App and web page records
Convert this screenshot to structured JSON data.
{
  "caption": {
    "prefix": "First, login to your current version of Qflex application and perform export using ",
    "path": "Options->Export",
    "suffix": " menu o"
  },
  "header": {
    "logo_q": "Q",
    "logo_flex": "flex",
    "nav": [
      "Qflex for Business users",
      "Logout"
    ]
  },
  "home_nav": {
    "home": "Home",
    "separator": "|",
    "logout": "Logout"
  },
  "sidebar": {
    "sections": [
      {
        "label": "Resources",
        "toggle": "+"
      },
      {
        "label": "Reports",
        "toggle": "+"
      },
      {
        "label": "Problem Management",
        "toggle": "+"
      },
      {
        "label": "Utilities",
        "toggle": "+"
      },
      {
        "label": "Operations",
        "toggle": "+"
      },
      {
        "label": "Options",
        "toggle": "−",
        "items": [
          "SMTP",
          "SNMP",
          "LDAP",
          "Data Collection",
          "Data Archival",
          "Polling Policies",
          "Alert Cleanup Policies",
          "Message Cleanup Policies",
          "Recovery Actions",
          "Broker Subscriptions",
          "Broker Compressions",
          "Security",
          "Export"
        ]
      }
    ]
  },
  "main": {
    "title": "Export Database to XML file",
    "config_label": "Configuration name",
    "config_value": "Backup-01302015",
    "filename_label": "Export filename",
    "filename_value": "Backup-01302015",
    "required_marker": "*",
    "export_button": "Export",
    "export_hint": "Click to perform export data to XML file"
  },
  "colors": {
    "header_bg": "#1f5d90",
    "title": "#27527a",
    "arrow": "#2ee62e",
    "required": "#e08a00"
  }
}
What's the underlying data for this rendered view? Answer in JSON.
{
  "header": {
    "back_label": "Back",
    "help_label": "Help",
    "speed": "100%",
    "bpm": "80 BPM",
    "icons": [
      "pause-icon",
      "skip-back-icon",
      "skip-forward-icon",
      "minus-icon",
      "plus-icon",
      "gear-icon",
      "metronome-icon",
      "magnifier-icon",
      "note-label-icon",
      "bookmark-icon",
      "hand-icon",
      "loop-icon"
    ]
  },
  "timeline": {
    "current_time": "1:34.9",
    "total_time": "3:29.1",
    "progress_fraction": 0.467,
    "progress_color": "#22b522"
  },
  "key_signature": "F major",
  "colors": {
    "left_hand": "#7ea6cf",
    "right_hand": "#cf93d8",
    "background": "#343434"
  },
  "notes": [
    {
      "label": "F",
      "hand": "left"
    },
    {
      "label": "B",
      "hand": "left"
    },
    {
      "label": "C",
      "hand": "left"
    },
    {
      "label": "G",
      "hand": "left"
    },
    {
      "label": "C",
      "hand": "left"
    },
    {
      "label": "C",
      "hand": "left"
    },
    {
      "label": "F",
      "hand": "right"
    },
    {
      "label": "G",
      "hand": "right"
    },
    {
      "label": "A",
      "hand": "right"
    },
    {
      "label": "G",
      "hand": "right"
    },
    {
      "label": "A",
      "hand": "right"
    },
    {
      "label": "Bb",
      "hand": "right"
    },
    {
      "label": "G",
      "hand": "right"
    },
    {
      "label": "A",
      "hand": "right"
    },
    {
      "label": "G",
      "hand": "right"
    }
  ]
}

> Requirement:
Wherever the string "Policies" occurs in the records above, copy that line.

> Response to the exercise:
          "Polling Policies",
          "Alert Cleanup Policies",
          "Message Cleanup Policies",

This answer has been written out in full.